This year, Walk2Walk Holidays sent out free pedometers to encourage people to walk more. I was one of the lucky ones who got one. It counts the steps I take, burnt calories and calculates the distance I walked.
– Display of total steps
– Display of burnt kcal
– Display of distance in kilometres
Additionally, there is a sub section under ‘burnt calories’ where you can set up your own body weight between min. 20kg and 150kg to calculate the burnt calories. Under ‘distance’ is a sub section to enter the length of 1 step between 30 cm and 200 cm to calculate the distance.
Dimensions: L 6.5 x H 5 x D 2.5 cm
How it works:
The pedometer didn’t come with instructions but the navigation is pretty straight forward. The navigation works with 3 buttons: S, R, M.
S = (I call it) steering button
R = Reset button
M = (I call it) main menu button
With the M button you jump from main feature to main feature. If you want to go into sub-sections press S. To change the value in the sub section (like body weight or length of a single step) use R. With M you come back to the main menu.
+ Easy to attach
+ Good features, including setting up body weight and length of steps for better calculation of burnt calories and distance
+ Easy navigation
– The navigation for body weight and length of step only works in one direction: if you miss the number you want to set up (for example your body weight of 70kg) you need to click your way up to 150kg, start from 20 again and then up to 70.
– No instructions
There were 2 things I wondered about:
1) The calculation of the distance: How long is 1 of my steps? I didn’t know. So I measured it in my living room. But I’m sure the length of my steps varies depending on if I walk fast or slow or when I take the stairs.
2) Where do I need to attach the pedometer? When I hold it in my hand and walk nothing happens. When I shake it it starts counting. The pedometer reacts to vibrations but where would it feel it best?
For whom is it?:
The pedometer is for everyone who wants to start walking a bit more. It is encouraging to see how many steps you walked and how much they increase.

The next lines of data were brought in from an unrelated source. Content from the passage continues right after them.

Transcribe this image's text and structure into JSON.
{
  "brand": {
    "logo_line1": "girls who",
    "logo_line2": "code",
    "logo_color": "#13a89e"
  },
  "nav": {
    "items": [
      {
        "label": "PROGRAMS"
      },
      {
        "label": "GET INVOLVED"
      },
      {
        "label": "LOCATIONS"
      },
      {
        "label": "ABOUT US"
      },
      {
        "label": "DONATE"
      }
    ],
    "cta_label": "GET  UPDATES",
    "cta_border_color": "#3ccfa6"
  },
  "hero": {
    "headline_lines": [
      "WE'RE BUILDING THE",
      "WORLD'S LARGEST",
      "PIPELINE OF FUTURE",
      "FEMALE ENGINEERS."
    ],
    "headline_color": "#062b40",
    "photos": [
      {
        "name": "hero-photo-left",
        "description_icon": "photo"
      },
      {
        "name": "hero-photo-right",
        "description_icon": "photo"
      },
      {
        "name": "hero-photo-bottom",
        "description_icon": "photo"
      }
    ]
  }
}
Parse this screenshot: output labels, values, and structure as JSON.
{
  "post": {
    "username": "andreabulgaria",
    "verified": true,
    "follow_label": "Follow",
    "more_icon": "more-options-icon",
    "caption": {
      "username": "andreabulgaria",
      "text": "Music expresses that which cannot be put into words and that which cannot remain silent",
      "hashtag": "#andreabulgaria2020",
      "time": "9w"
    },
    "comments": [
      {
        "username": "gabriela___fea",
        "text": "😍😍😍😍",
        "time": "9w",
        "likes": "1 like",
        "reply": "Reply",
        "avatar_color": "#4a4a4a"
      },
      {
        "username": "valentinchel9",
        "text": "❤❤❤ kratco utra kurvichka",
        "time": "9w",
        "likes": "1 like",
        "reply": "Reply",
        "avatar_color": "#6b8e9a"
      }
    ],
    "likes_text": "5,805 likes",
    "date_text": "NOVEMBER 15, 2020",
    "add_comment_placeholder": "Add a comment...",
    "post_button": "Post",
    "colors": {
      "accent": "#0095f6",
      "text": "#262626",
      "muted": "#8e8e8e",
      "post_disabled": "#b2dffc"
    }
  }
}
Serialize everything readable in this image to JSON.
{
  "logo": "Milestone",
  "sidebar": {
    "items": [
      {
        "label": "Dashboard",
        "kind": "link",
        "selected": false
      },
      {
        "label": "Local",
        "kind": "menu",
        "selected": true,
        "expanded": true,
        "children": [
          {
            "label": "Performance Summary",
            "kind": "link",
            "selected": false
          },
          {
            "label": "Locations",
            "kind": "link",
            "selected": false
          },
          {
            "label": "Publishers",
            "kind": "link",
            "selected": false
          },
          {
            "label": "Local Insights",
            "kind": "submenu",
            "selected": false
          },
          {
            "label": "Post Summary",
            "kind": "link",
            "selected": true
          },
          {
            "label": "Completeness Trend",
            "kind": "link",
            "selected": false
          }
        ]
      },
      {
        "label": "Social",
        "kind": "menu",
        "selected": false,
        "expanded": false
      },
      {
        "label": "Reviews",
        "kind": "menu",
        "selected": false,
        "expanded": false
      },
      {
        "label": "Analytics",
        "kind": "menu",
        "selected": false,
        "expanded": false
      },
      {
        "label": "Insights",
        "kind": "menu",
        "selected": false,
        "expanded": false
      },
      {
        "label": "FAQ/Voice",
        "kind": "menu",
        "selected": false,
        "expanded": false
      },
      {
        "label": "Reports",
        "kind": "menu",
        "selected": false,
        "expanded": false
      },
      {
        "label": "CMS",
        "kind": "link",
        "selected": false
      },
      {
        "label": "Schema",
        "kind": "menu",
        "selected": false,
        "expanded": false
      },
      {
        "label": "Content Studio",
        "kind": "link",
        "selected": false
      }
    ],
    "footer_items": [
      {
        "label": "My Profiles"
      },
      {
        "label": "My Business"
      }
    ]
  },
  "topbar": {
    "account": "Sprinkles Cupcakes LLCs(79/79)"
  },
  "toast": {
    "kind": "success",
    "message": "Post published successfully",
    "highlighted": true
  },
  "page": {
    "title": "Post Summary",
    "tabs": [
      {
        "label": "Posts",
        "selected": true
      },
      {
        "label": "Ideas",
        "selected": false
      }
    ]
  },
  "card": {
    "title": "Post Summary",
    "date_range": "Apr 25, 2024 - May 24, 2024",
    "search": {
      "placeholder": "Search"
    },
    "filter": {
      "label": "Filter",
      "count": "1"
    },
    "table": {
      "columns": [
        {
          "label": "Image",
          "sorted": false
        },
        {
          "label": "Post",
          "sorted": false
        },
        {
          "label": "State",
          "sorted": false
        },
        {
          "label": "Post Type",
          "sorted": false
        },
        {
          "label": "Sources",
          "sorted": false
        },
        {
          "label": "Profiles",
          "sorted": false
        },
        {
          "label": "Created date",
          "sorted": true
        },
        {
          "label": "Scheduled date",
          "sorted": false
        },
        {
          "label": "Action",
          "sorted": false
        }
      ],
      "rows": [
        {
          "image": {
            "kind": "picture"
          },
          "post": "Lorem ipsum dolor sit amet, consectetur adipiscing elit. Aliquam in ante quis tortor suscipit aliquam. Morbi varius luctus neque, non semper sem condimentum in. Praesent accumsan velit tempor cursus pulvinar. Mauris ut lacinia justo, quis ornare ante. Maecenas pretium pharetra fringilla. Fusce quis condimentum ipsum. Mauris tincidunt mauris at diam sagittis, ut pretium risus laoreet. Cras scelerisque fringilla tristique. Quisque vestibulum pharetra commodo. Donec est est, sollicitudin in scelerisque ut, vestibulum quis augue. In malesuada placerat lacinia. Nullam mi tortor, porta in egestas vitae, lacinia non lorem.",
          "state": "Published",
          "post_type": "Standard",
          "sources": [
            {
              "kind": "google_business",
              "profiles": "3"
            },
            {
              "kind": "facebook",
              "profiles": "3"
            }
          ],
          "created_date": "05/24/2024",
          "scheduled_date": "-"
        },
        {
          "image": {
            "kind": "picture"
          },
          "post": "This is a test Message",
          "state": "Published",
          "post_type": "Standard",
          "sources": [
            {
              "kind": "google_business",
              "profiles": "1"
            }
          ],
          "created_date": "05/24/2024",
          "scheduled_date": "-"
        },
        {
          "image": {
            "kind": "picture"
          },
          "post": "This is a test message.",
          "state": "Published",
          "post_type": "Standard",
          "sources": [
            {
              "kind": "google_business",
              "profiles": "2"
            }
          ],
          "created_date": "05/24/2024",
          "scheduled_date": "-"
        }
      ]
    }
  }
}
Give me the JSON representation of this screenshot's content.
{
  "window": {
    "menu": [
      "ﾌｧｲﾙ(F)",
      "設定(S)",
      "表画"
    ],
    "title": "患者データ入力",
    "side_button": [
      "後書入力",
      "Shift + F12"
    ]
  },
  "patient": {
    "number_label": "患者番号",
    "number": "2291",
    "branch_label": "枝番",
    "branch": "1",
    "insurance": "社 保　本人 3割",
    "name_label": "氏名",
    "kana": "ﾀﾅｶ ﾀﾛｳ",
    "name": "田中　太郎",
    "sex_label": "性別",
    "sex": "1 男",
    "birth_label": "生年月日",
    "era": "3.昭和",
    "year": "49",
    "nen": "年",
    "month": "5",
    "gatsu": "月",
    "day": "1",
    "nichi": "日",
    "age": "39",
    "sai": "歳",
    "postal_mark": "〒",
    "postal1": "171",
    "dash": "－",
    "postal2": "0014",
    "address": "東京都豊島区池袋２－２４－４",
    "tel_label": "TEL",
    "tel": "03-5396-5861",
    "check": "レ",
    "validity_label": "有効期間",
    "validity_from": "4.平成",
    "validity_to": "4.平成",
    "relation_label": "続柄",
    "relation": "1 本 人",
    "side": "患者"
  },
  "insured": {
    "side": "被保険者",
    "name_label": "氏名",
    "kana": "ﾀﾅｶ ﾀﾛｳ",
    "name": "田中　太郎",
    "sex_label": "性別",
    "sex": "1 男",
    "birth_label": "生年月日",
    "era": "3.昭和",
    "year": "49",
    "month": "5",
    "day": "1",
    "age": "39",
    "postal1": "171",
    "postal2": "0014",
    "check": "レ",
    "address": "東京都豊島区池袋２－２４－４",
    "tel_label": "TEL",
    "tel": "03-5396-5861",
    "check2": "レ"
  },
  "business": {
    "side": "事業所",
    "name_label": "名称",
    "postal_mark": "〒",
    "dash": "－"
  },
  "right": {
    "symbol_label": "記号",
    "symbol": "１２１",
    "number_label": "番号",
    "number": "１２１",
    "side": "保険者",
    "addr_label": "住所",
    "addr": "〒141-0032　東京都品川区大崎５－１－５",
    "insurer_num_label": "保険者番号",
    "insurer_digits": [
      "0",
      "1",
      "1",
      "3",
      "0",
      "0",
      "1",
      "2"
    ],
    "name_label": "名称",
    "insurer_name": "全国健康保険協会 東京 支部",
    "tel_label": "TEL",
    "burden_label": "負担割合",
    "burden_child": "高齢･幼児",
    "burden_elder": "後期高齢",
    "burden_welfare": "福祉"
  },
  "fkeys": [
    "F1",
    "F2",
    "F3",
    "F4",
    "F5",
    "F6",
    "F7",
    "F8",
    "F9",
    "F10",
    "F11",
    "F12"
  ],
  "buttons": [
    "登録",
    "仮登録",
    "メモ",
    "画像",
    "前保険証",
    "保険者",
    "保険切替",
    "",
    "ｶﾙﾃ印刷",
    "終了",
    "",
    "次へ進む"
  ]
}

There are lots of initiatives going on. In September, the NHS encouraged people to walk 10.000 per day. That is around 5 miles (8 kilometers) and a man (age 45, 70kg) would burn 400kcal. However, the average person walks only 3.000 – 4.000 steps a day. The pedometer would encourage you to walk more; perfect for someone trying to stay healthy or even loose weight.
I tried the pedometer on the 3-peaks-challenge in the Chilterns. I started it the minute I left the house and only looked on it again when I was back. 28167 steps, 800 burnt kcal and 18 kilometres on an 18-mile-challenge (plus ways to the train station, to the starting point, back to the train station and walking home). Hmm… something didn’t go right here. Maybe, the reason was that I wore the pedometer in the pocket of my trousers – not on my hip. Apparently (and this is something I learned AFTER I used it), the pedometer measures the swings of your body as you walk. Each swing counts as a step.
I tried the pedometer again on a work day. Walking to work, a walk in the park at lunch time, walk back home again gave a more accurate picture: 5088 steps. But the distance said 1.5 kilometers. That’s definitely wrong.
The steps option seems realistic and encourages to walk more. The distance calculator, however, is not reliable. Despite that, it’s a nice toys to increase your daily work out in the form of walking.